In September of 2014, I acted on a long held desire to build a guitar and enrolled in a workshop with Charles Fox at his American School of Lutherie. I chose the Steel String Acoustic Guitar course which promised that we would build a playable guitar from scratch in only 2 weeks. Mind you, that meant 6 days a week and up to 11 hours a day.
It turned out to be two of the best weeks of my life. In addition to coming away with a great sounding guitar, it was wonderful fun. And the shop techniques and habits that I learned from Charles provided me with a firm foundation for my retirement hobby.
What follows is a very brief overview of what we did on each day.
We began by getting to know each other ( there were four students), finding our way around the shop, and examining our materials. Charles provides a few things but most of what we needed came from Luthier’s Mercantile Int’l.
We began by prepping and glueing up the Rosewood plates for the back. When they were dry we rough cut the perimeter, and glued on the back strap using a “Go-Bar Deck” and a radius dish. We bent the Rosewood sides in a Fox Bender (more about that in a later post). We also started on the neck by milling the Mahogany billet to dimension and making the scarf cut. The cut off piece was flipped over and glued back on to form the headstock.
We learned very quickly that lutherie requires many clamps. On the left is the head stock being attached on to the neck shaft. We started working on the top, or sound board, by joining the Spruce plates. Next we routed two channels around the intended sound hole and inserted pieces of abalam and purfling to form the rosette. Then we soaked it all with super glue and left it to dry.
After scraping and sanding the rosette level , we cut the sound hole and the perimeter of the top. Next we cut and shaped braces from Spruce and glued them on to the sound board. The pattern is very typical X-bracing and in this picture there is much carving left to be done.
The previously bent sides were placed in a form while the head block and tail block were glued on. Then we installed linings on the edges all around. By the end of the day we had solid rim that definitely was starting to look like a guitar.
We installed and carved the rest of the back braces. The edges of the rim had to be planed and sanded down to the proper profiles. Then we glued the back to the rim with another gaggle of clamps.
With the rest of the braces carved and sanded smooth it was time to autograph the top and glued it on to the rim and back.
With the box now closed, we started making it pretty by routing channels and inserting an Ebony tail graft and bindings and purfling all around the edges of the body. The bindings are held in place with strapping tape and then adhered with thin super glue that is wicked into the joints.
After much scraping and sanding the box looked beautiful.

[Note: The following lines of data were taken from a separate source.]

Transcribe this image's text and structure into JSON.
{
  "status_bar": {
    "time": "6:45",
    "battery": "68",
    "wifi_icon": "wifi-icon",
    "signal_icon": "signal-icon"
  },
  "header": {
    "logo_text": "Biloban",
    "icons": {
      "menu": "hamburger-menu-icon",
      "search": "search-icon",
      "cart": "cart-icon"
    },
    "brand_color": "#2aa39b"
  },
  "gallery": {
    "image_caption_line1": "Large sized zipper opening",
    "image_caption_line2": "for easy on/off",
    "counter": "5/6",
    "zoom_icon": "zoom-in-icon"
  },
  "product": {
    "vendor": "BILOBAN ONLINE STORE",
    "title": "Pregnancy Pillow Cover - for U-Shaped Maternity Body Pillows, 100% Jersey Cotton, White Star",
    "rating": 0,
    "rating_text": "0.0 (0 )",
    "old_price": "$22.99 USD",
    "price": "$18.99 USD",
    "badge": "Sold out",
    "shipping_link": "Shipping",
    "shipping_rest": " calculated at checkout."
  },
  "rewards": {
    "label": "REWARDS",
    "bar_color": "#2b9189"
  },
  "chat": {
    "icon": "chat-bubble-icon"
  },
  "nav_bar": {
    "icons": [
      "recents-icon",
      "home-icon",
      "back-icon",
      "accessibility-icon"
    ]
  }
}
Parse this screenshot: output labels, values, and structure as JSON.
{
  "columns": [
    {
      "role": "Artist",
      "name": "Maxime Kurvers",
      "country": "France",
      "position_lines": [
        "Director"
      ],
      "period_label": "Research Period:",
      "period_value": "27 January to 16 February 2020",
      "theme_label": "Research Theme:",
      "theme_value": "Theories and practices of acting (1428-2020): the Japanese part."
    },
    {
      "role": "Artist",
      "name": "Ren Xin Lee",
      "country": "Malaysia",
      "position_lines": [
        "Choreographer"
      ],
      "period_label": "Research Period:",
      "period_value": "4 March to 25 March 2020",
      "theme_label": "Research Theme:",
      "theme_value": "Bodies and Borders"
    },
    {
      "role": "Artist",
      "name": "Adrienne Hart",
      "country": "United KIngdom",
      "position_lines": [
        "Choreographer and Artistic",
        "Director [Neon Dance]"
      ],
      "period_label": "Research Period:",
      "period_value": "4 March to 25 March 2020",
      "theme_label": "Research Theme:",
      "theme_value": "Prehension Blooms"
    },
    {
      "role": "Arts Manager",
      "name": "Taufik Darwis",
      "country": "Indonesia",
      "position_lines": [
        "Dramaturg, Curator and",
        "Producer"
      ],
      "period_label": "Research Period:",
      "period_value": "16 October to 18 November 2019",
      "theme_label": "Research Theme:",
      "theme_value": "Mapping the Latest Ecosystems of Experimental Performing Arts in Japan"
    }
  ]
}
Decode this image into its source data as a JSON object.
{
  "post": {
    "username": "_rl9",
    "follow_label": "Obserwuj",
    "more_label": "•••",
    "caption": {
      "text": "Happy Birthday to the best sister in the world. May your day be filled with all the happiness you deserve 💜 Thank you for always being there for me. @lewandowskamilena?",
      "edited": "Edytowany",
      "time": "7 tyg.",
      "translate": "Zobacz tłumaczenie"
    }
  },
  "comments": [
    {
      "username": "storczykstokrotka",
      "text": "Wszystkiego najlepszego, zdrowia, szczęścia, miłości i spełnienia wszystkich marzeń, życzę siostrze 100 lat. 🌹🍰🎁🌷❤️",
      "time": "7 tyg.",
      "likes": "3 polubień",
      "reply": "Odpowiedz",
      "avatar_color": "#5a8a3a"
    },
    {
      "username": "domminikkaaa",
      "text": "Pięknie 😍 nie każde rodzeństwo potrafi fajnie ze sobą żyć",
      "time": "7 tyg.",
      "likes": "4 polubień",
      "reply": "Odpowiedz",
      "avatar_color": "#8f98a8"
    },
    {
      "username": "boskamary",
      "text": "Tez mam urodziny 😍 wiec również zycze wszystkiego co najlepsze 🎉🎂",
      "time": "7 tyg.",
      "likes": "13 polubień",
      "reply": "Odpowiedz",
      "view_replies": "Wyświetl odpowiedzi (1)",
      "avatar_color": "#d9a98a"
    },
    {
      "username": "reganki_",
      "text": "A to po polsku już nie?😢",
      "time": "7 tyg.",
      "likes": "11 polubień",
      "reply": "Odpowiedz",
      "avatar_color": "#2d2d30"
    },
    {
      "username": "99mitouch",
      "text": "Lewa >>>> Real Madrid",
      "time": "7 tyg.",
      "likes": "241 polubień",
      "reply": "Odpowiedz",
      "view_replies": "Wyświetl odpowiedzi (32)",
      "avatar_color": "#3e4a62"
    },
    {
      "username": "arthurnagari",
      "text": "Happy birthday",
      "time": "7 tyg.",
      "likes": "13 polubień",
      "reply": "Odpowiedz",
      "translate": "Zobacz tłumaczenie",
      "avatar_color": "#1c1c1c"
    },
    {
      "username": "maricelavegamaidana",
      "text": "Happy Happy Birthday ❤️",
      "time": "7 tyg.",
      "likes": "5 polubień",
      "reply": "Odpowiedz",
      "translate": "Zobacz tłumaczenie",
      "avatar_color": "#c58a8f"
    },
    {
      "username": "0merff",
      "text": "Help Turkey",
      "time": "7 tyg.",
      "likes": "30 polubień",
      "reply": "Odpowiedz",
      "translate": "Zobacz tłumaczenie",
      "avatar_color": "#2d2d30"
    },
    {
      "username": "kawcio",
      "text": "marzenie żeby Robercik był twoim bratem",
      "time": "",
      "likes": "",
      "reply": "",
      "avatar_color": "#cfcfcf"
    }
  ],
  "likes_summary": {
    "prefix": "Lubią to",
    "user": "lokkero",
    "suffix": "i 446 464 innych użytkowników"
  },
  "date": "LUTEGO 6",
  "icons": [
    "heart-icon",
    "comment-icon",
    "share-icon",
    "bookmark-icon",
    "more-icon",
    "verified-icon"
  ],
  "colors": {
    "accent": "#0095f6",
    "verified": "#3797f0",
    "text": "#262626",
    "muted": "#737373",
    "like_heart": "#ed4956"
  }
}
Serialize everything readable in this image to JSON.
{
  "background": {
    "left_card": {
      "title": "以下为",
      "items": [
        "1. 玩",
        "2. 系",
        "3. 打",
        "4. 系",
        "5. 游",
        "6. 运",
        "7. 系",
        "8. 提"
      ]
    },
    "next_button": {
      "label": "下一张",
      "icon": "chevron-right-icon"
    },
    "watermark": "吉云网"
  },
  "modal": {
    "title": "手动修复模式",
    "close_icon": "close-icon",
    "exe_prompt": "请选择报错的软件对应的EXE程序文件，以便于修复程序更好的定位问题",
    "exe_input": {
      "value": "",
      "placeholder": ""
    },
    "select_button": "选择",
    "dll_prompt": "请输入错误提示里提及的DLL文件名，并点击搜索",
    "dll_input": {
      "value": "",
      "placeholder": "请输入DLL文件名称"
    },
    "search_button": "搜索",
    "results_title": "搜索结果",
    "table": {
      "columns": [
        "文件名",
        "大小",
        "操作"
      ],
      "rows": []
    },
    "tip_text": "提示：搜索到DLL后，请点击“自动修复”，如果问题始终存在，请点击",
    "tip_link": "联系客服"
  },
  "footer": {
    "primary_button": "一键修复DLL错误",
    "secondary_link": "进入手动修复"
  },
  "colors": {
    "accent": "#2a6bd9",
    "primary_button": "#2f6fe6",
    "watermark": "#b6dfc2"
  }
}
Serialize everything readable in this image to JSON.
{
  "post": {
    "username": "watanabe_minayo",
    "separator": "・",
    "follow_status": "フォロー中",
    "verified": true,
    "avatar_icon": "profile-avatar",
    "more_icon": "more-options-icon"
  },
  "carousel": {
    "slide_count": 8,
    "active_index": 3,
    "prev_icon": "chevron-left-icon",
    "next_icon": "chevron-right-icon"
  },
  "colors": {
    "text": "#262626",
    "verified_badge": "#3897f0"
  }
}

Then it was all about the neck. On the left, the headstock is on and marked for the tuners Also, the slots are ready for the truss rod and two carbon fiber reinforcement rods. On the right, position marker dots are being installed on the edge of the fingerboard. Obviously, we had already cut the slots for the frets. At the end of the day, the finger board was glued onto the neck and left to dry over night.
With the fingerboard glued, we attacked this bulky square block of wood with chisels and rasps and sanding blocks and transformed it into a smooth and graceful neck.
We installed, leveled, dressed, and polished the frets. The neck was then bolted on to the body to stay; although it can easily be removed again if necessary..
On the last day we installed the tuners, located the bridge, made and installed a nut and saddle, stung it up and did a basic set up.
After only two weeks in the shop I was the proud owner of fine looking, great sounding guitar that was fun to play! It was still just raw wood with no finish on it. That would come a few months later. But I already knew I couldn’t build just one….. I would have to build another one, by myself, at home in my own shop.